Where in the listing does the string "available" appear? Copy every line that holds it.

=======

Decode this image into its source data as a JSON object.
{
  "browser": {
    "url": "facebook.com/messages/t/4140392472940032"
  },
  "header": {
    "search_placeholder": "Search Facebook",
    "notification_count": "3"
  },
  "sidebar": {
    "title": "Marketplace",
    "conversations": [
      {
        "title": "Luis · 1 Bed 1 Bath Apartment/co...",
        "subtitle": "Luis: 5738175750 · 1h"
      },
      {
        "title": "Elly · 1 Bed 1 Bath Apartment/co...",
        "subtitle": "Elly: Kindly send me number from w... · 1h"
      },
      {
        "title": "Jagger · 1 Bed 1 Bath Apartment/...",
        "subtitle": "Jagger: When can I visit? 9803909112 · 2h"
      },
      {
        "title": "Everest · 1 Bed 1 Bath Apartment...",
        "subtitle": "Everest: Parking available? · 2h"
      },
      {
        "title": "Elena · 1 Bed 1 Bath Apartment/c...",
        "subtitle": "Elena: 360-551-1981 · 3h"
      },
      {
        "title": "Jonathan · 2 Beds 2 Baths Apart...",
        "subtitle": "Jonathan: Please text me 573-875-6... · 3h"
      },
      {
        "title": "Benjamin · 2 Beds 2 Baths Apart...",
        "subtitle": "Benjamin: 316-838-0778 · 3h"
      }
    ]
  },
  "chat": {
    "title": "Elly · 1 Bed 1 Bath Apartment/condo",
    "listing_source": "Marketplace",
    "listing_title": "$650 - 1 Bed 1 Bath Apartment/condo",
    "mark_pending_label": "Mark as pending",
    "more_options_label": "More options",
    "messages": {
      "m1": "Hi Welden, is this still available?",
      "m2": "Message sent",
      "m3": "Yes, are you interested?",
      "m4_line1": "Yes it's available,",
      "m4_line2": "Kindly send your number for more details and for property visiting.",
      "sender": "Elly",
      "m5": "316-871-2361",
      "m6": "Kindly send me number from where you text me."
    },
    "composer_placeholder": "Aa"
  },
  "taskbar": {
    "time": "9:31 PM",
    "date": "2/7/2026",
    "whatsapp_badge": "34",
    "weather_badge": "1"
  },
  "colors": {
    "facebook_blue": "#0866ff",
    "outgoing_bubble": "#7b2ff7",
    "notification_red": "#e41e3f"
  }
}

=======

Solution for this problem
        "subtitle": "Everest: Parking available? · 2h"
      "m1": "Hi Welden, is this still available?",
      "m4_line1": "Yes it's available,",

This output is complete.